Shortly after Custom Aire opened in 1978, our founding family, the Boettners, wanted to find a way to fill a need in the trade industry while investing in the future workforce.
Five years later, we launched our robust Sheet Metal Apprenticeship Program to provide hands-on training in sheet metal fabrication right in our own fab shop to anyone interested in pursuing a career in an essential trade while earning a paycheck.
Let’s dive a little deeper into the program and how it sets apprentices up for success in our profession.
Our four-year Sheet Metal Apprenticeship Program is approved by the United States Department of Labor and utilizes the National Center for Construction Education and Research (NCCER) curriculum for classroom instruction.
From day one, apprentices make money — instead of taking out student loans — while they learn from certified heating, ventilation, and air conditioning (HVAC) professionals on our team who have over 150 years of combined experience in the field.
Clarke Molter, our Training and Safety Specialist at Custom Aire, says that many people thrive in the program while others discover sheet metal isn’t for them, and that’s okay. The important thing is that students are “willing to put in the work, to learn, and be teachable,” he says.
“We can’t teach desire. We have to feed desire,” Molter adds. “Sheet metal fabrication is not always an easy job. It can be quite physical. But as apprentices progress through the program, they can look back and see what they’ve done, and that’s why they come back the next day.”
Formal class instruction for our Sheet Metal Apprenticeship Program takes place monthly from September to May, with the remaining time spent working on the job and practicing the modules until apprentices master each level.
Because class sizes are small, students get one-on-one mentorship from our instructors as they learn both hypothetical and practical aspects of the occupation.

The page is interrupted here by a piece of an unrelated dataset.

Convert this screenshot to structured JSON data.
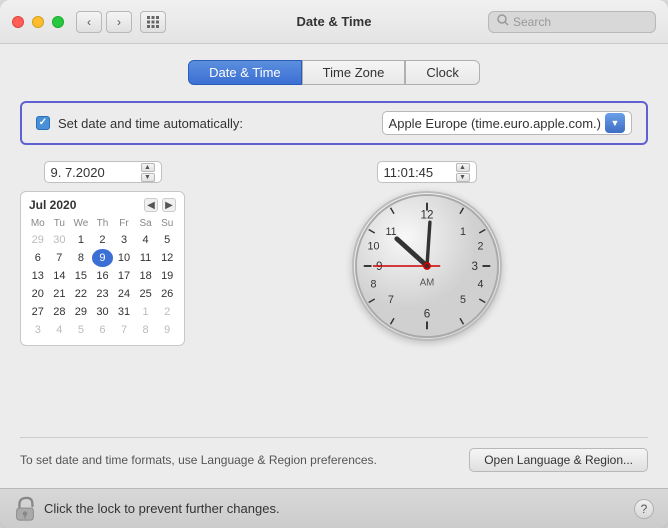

There’s also flexibility in how and when modules are taught, which allows apprentices to master each lesson at their own pace while receiving extra guidance, if needed.
“The program is a structure without being structured,” Molter says. “Eventually those ‘aha’ moments will happen when apprentices can see a connection between what they are learning in the classroom and how it applies on the job site.”
As apprentices gain experience, they are given more responsibility to work on a variety of jobs alongside our journeymen, who assist the first- and second-year apprentices in mastering their techniques.
Will Anderson, a past HVAC installer apprentice who now works on our team as a journeyman, says people interested in learning the trade are “better off starting the apprenticeship than going to a trade school and then coming here, because you get paid to learn,” he says.
“With sheet metal, it is easier to see your progress at the end of the day and it gives you a sense of accomplishment,” Anderson adds.
Each apprentice is required by the Department of Labor to complete 8,000 hours (2,000 per year) of mastering each NCCER module to receive a Certificate of Completion of Apprentices and progress to Journeyman.
“We’re not expecting people to be experts by the time the four years are up, but at least they will have a solid foundation of knowledge on how to research the information they need and get to the next level in their career,” Molter says.
Anyone who is interested in the construction industry, likes to work with his or her hands, and has a desire to learn essential skills without accruing student debt is a great candidate for our Sheet Metal Apprenticeship Program.
Although our program usually runs during the academic year, we welcome applications year-round for our Grand Forks and Bismarck locations. No previous experience in sheet metal is necessary.